Dataset rows describing interfaces
====================
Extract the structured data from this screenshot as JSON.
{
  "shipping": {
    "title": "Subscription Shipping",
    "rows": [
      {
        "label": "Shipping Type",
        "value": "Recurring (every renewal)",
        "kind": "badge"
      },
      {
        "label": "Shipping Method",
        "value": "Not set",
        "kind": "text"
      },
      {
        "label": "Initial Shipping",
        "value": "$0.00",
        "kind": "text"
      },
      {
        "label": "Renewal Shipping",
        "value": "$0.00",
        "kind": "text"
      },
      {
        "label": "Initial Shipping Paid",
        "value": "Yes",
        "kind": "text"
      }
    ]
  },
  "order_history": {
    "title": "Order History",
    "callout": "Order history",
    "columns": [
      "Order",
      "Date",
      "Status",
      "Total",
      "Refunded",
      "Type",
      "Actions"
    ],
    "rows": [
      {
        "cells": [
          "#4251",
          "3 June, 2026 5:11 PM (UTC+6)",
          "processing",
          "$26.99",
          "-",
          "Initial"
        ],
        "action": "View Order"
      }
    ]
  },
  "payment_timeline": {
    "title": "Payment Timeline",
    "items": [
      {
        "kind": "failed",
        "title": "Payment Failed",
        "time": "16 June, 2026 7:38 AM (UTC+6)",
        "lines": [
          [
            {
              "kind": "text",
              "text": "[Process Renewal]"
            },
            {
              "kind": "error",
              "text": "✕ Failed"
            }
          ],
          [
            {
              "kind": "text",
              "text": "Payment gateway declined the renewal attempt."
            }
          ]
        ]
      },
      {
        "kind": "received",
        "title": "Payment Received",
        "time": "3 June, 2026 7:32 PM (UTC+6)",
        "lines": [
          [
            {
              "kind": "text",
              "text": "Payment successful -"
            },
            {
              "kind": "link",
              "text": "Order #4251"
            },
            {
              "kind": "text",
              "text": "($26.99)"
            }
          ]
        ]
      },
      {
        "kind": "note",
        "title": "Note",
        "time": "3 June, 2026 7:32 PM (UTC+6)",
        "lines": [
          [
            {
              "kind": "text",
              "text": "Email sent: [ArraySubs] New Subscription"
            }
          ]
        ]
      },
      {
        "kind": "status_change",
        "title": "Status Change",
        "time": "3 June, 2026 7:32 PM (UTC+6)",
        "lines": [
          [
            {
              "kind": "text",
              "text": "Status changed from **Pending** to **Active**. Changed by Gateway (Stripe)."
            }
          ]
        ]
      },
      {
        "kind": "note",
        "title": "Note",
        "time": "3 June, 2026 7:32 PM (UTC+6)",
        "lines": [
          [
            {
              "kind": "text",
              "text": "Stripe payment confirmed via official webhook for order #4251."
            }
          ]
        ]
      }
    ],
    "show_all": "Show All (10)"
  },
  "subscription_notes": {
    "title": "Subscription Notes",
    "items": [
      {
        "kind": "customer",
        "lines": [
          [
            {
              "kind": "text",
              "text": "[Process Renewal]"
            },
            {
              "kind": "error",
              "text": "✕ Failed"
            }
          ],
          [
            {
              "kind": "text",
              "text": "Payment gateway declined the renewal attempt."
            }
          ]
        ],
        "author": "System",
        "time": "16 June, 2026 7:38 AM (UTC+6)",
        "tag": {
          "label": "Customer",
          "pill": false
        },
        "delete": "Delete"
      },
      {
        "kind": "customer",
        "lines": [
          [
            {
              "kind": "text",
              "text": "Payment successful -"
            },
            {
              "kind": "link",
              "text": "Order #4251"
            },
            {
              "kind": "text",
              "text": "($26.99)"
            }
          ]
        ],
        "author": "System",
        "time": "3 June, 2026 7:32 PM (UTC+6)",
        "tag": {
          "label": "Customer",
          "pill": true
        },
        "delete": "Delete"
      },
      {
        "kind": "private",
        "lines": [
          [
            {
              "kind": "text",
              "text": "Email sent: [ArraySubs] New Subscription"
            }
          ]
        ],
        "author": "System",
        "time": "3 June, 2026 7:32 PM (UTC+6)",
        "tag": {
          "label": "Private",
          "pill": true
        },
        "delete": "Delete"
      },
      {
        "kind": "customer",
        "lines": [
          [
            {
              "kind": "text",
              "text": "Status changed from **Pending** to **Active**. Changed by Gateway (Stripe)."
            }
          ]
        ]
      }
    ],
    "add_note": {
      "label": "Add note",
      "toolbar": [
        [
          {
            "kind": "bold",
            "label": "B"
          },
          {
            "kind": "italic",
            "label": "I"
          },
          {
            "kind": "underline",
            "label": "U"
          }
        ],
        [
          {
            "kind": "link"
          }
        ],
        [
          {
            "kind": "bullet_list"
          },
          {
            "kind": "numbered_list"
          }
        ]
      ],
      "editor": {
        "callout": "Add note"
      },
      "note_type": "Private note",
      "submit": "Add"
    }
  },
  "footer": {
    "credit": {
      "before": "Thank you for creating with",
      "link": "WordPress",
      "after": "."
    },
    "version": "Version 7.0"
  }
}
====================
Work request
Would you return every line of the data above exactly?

Problem solution
Extract the structured data from this screenshot as JSON.
{
  "shipping": {
    "title": "Subscription Shipping",
    "rows": [
      {
        "label": "Shipping Type",
        "value": "Recurring (every renewal)",
        "kind": "badge"
      },
      {
        "label": "Shipping Method",
        "value": "Not set",
        "kind": "text"
      },
      {
        "label": "Initial Shipping",
        "value": "$0.00",
        "kind": "text"
      },
      {
        "label": "Renewal Shipping",
        "value": "$0.00",
        "kind": "text"
      },
      {
        "label": "Initial Shipping Paid",
        "value": "Yes",
        "kind": "text"
      }
    ]
  },
  "order_history": {
    "title": "Order History",
    "callout": "Order history",
    "columns": [
      "Order",
      "Date",
      "Status",
      "Total",
      "Refunded",
      "Type",
      "Actions"
    ],
    "rows": [
      {
        "cells": [
          "#4251",
          "3 June, 2026 5:11 PM (UTC+6)",
          "processing",
          "$26.99",
          "-",
          "Initial"
        ],
        "action": "View Order"
      }
    ]
  },
  "payment_timeline": {
    "title": "Payment Timeline",
    "items": [
      {
        "kind": "failed",
        "title": "Payment Failed",
        "time": "16 June, 2026 7:38 AM (UTC+6)",
        "lines": [
          [
            {
              "kind": "text",
              "text": "[Process Renewal]"
            },
            {
              "kind": "error",
              "text": "✕ Failed"
            }
          ],
          [
            {
              "kind": "text",
              "text": "Payment gateway declined the renewal attempt."
            }
          ]
        ]
      },
      {
        "kind": "received",
        "title": "Payment Received",
        "time": "3 June, 2026 7:32 PM (UTC+6)",
        "lines": [
          [
            {
              "kind": "text",
              "text": "Payment successful -"
            },
            {
              "kind": "link",
              "text": "Order #4251"
            },
            {
              "kind": "text",
              "text": "($26.99)"
            }
          ]
        ]
      },
      {
        "kind": "note",
        "title": "Note",
        "time": "3 June, 2026 7:32 PM (UTC+6)",
        "lines": [
          [
            {
              "kind": "text",
              "text": "Email sent: [ArraySubs] New Subscription"
            }
          ]
        ]
      },
      {
        "kind": "status_change",
        "title": "Status Change",
        "time": "3 June, 2026 7:32 PM (UTC+6)",
        "lines": [
          [
            {
              "kind": "text",
              "text": "Status changed from **Pending** to **Active**. Changed by Gateway (Stripe)."
            }
          ]
        ]
      },
      {
        "kind": "note",
        "title": "Note",
        "time": "3 June, 2026 7:32 PM (UTC+6)",
        "lines": [
          [
            {
              "kind": "text",
              "text": "Stripe payment confirmed via official webhook for order #4251."
            }
          ]
        ]
      }
    ],
    "show_all": "Show All (10)"
  },
  "subscription_notes": {
    "title": "Subscription Notes",
    "items": [
      {
        "kind": "customer",
        "lines": [
          [
            {
              "kind": "text",
              "text": "[Process Renewal]"
            },
            {
              "kind": "error",
              "text": "✕ Failed"
            }
          ],
          [
            {
              "kind": "text",
              "text": "Payment gateway declined the renewal attempt."
            }
          ]
        ],
        "author": "System",
        "time": "16 June, 2026 7:38 AM (UTC+6)",
        "tag": {
          "label": "Customer",
          "pill": false
        },
        "delete": "Delete"
      },
      {
        "kind": "customer",
        "lines": [
          [
            {
              "kind": "text",
              "text": "Payment successful -"
            },
            {
              "kind": "link",
              "text": "Order #4251"
            },
            {
              "kind": "text",
              "text": "($26.99)"
            }
          ]
        ],
        "author": "System",
        "time": "3 June, 2026 7:32 PM (UTC+6)",
        "tag": {
          "label": "Customer",
          "pill": true
        },
        "delete": "Delete"
      },
      {
        "kind": "private",
        "lines": [
          [
            {
              "kind": "text",
              "text": "Email sent: [ArraySubs] New Subscription"
            }
          ]
        ],
        "author": "System",
        "time": "3 June, 2026 7:32 PM (UTC+6)",
        "tag": {
          "label": "Private",
          "pill": true
        },
        "delete": "Delete"
      },
      {
        "kind": "customer",
        "lines": [
          [
            {
              "kind": "text",
              "text": "Status changed from **Pending** to **Active**. Changed by Gateway (Stripe)."
            }
          ]
        ]
      }
    ],
    "add_note": {
      "label": "Add note",
      "toolbar": [
        [
          {
            "kind": "bold",
            "label": "B"
          },
          {
            "kind": "italic",
            "label": "I"
          },
          {
            "kind": "underline",
            "label": "U"
          }
        ],
        [
          {
            "kind": "link"
          }
        ],
        [
          {
            "kind": "bullet_list"
          },
          {
            "kind": "numbered_list"
          }
        ]
      ],
      "editor": {
        "callout": "Add note"
      },
      "note_type": "Private note",
      "submit": "Add"
    }
  },
  "footer": {
    "credit": {
      "before": "Thank you for creating with",
      "link": "WordPress",
      "after": "."
    },
    "version": "Version 7.0"
  }
}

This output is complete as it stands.